> _Excerpts from a dataset_

==================================================

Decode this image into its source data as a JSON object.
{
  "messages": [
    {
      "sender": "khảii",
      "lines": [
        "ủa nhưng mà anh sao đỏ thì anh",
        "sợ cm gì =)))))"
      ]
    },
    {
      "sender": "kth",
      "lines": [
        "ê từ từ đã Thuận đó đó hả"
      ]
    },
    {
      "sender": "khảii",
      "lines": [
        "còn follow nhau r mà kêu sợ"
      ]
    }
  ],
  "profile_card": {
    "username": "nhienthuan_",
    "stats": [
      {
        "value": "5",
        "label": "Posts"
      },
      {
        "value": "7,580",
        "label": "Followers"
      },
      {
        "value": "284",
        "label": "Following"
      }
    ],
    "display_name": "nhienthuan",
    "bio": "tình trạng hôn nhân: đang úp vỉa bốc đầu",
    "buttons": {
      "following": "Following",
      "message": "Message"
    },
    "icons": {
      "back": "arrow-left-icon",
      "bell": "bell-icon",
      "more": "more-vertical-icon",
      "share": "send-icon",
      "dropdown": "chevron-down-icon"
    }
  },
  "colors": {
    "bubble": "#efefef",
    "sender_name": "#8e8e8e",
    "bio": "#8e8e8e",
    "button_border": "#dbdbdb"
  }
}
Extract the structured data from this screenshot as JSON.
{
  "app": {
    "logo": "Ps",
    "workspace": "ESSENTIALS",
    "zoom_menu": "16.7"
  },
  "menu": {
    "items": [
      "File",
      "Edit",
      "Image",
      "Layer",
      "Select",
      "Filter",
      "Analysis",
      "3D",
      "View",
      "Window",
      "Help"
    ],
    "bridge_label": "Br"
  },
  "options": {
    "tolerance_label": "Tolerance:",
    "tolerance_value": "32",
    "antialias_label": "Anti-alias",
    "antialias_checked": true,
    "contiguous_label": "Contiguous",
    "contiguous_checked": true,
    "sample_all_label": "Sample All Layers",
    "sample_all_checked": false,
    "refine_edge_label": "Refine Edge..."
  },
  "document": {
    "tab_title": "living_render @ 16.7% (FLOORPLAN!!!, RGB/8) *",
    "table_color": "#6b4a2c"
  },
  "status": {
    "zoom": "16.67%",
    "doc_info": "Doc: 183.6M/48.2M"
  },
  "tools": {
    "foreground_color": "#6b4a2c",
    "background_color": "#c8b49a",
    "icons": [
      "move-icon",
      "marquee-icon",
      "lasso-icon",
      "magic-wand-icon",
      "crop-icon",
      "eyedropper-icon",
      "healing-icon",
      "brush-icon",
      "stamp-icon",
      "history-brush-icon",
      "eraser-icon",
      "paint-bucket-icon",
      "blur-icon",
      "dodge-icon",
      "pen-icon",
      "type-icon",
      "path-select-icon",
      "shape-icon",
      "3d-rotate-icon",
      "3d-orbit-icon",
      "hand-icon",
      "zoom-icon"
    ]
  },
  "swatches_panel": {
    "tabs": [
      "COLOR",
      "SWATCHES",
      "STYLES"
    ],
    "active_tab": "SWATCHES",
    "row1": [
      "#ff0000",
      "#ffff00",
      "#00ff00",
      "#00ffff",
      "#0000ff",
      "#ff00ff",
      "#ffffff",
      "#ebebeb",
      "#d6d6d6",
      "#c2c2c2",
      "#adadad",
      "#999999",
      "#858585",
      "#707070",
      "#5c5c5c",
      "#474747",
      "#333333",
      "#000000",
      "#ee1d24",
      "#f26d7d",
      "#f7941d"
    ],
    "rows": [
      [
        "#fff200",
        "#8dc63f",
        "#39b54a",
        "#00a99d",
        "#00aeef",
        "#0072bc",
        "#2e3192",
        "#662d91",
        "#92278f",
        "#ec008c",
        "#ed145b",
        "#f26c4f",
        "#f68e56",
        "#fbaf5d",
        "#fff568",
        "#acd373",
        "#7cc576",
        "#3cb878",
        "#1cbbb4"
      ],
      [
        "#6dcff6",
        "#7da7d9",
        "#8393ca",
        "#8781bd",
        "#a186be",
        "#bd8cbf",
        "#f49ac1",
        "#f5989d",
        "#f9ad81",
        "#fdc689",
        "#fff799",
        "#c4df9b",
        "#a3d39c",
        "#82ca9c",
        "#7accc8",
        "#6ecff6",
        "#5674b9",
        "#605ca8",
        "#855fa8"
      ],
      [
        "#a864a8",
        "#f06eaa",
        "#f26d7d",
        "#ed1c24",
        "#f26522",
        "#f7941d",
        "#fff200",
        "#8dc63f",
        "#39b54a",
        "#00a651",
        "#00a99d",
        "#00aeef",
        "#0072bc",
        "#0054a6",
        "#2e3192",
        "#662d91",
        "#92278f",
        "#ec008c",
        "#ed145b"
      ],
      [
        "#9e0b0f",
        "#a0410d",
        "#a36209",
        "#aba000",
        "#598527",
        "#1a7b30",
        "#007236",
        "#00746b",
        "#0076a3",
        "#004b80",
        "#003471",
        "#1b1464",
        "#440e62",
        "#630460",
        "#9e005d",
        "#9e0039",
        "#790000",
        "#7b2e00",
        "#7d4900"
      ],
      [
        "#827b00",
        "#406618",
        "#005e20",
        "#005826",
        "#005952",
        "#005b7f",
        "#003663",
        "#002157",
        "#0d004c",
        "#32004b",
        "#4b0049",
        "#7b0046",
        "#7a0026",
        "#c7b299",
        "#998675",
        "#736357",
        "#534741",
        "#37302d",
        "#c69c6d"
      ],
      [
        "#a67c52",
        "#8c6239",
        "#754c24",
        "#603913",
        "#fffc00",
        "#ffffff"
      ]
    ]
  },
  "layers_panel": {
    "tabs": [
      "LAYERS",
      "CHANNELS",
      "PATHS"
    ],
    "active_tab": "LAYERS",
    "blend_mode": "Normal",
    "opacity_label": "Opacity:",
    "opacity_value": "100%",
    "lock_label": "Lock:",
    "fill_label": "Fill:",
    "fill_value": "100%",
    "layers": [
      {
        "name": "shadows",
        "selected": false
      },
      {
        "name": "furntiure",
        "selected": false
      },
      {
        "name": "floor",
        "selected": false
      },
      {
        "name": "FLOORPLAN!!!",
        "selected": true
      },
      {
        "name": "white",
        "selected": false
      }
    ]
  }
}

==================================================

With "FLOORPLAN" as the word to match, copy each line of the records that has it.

    "tab_title": "living_render @ 16.7% (FLOORPLAN!!!, RGB/8) *",
        "name": "FLOORPLAN!!!",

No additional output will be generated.